“The rains will come soon, my roof leaks and I will be very cold,” she said, pointing to patches of sky visible through several quarter-sized holes in the ceiling.
Helpless no more! Finally, something I can fix. I’ll have that roof watertight in under an hour.
My elation at finding myself in the American cultural sweet spot—Problem Solver—evaporated before the translator finished rephrasing my offer into Amharic. I watched with dismay as Abebech’s face fell into a grimace.
“No, no, you can’t do that. If you fix the roof, I will be thrown out of my house!”
Huh? That’s crazy.
No, not crazy; not really—just very very sad. Abebech’s predicament, as de Soto details at length, was the logical consequence of the ownership uncertainty prevailing throughout the developing world. Eventually, with many delays for translation, I worked out the particulars. Abebech’s “landlord” was the man who erected the house. He leveled the ground, planted the eucalyptus framing poles, fashioned walls from sticks and mud, and topped the edifice with a leaky tin and plastic roof. But he had no legal right to the fruit of his labor. Actually, building Abebech’s “unofficial house” was a crime, since it was constructed on public land – and it is all public land in Ethiopia.
Where there is no legally recognized ownership, improvements to property need to pay for themselves instantly, as any personal investment can vanish in a moment. Because nobody knows when the government will get to the “sports complex” page in its five-year-plan, there is no way to amortize the cost of improvements, no valid collateral, and therefore nobody willing to lend money — and no legal recourse to resolve a dispute. Because capital improvements that pay off instantly are rare, very few improvements are ever made. Therefore, a moon village remains a slum in perpetuity, or until it is demolished. If, against all rational calculation, a house is upgraded—say a naïve American doctor happens to visit—the logic of a community without property rights dictates instant monetization. The rent increases today. If the tenant cannot pay, then she and her things are moved out in favor of another.
Abebech was understandably horrified because my solution would actually make her much worse off. She wanted empathy, nothing more.
Two years ago, Abebech’s moon village was leveled. The government gave the residents 72 hours to clear out before the bulldozers arrived.
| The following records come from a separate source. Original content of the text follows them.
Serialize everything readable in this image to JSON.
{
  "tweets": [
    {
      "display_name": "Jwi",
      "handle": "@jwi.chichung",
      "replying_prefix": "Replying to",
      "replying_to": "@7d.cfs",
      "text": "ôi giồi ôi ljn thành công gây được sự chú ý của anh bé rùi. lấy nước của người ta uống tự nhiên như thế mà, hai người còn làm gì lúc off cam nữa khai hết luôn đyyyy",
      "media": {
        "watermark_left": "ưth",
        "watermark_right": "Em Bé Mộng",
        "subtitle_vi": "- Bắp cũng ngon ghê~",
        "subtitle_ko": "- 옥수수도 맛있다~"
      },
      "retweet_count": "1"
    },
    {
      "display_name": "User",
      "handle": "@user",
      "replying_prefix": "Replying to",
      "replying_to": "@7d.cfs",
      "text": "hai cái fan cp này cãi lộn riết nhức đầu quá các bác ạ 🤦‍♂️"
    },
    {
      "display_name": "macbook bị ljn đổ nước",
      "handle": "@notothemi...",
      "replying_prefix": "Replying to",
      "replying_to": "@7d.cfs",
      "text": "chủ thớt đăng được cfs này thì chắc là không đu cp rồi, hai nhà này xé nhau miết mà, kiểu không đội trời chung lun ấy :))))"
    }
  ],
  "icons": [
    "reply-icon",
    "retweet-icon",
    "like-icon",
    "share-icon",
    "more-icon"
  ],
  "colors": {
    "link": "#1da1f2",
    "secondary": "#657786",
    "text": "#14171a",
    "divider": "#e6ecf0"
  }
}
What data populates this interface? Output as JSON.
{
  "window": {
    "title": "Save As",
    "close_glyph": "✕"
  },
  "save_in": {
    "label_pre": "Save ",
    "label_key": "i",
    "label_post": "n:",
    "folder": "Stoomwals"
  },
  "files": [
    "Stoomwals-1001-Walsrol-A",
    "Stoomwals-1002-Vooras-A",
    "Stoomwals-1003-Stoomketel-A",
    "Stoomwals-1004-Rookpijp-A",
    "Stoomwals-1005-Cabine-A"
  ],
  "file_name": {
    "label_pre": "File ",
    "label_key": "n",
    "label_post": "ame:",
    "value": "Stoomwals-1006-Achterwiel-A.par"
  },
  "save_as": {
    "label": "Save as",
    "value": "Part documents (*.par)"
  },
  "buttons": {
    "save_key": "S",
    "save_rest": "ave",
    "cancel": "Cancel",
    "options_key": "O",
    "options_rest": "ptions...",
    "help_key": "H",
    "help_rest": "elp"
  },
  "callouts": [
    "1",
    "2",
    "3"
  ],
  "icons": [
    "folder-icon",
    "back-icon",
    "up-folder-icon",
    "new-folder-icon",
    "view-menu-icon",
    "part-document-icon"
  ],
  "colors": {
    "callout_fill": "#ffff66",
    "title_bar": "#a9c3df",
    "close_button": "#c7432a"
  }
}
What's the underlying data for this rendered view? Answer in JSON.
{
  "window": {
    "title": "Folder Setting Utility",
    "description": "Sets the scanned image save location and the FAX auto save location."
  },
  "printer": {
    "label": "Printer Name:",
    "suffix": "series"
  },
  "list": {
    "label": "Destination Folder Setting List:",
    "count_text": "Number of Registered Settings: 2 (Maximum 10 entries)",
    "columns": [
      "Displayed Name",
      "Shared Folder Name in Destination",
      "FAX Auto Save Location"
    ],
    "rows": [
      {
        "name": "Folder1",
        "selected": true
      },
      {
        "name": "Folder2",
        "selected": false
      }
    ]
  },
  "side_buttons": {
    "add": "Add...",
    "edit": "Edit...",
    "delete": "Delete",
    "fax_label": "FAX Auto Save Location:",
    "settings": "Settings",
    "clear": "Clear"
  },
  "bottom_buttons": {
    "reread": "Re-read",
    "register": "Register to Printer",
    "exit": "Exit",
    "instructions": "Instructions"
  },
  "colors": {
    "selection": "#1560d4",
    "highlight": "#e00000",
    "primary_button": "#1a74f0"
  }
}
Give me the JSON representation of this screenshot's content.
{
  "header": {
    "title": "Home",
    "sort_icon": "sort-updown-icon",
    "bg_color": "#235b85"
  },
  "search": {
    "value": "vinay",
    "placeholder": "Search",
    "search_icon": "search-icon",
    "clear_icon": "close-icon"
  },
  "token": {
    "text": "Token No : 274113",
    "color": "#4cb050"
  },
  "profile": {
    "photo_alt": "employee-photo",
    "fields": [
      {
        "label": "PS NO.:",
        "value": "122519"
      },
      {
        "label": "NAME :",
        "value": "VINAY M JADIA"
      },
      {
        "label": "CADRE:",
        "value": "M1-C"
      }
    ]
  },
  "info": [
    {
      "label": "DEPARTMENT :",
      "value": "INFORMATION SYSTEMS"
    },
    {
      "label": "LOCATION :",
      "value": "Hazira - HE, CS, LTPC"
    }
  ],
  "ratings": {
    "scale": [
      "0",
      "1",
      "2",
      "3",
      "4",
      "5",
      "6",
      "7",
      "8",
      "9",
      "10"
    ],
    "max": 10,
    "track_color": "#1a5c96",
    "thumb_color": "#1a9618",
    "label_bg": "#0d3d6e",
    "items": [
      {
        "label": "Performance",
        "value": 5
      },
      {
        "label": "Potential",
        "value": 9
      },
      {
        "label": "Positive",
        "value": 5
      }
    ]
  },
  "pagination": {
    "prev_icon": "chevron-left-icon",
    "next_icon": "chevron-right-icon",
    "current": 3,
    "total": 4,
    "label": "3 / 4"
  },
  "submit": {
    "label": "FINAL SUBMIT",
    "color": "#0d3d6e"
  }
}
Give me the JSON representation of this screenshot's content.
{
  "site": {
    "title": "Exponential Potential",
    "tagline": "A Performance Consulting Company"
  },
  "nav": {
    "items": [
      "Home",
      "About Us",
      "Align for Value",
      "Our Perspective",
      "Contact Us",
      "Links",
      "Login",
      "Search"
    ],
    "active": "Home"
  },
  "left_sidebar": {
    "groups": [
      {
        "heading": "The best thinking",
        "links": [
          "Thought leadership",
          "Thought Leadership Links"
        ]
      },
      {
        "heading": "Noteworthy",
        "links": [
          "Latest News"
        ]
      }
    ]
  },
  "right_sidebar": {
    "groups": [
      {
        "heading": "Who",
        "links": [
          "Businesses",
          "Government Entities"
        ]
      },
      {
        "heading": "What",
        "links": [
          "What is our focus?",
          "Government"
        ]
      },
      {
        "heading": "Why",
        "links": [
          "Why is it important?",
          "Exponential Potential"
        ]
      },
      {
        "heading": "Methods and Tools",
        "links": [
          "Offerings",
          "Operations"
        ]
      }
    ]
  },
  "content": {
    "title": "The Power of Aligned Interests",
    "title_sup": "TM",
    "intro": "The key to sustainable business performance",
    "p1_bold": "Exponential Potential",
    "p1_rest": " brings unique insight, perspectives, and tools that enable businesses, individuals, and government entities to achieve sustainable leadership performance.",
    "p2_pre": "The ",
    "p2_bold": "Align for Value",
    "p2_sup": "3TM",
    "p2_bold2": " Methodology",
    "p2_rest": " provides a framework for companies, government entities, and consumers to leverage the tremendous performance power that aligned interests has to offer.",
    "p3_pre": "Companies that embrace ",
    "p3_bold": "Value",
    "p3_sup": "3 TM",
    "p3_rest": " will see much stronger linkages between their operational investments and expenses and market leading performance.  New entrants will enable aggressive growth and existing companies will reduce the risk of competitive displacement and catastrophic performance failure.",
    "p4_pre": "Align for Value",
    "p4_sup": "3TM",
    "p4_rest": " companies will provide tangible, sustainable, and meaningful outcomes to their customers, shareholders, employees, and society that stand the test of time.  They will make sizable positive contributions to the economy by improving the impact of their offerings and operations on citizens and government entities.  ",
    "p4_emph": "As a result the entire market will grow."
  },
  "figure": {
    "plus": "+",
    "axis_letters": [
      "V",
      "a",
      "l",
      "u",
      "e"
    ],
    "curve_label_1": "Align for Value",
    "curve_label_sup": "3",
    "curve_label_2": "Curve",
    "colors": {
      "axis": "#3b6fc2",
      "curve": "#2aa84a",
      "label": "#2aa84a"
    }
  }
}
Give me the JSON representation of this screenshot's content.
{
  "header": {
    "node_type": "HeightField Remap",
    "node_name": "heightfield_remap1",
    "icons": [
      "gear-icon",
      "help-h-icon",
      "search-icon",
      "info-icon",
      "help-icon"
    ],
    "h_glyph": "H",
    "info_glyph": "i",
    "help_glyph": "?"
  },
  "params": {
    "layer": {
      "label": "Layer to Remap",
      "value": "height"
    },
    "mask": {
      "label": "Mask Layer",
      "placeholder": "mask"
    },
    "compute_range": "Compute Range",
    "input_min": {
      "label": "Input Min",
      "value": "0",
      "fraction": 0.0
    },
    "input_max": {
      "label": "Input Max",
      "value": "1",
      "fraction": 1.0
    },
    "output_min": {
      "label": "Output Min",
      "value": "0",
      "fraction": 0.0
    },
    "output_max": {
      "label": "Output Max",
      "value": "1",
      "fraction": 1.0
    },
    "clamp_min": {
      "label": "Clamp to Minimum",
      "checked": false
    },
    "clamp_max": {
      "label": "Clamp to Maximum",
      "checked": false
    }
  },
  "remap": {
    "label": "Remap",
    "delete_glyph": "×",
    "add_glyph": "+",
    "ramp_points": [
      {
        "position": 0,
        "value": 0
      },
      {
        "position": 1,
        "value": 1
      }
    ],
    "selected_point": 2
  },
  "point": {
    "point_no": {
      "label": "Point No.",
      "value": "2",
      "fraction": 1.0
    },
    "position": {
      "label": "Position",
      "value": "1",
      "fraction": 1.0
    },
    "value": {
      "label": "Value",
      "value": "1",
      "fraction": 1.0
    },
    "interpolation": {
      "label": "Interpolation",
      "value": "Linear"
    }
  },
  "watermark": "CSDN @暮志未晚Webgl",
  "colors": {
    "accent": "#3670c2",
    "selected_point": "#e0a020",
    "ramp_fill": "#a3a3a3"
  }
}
From an investment standpoint, in Ethiopia as in much of the developing world, today is all there is; there is no tomorrow.Published in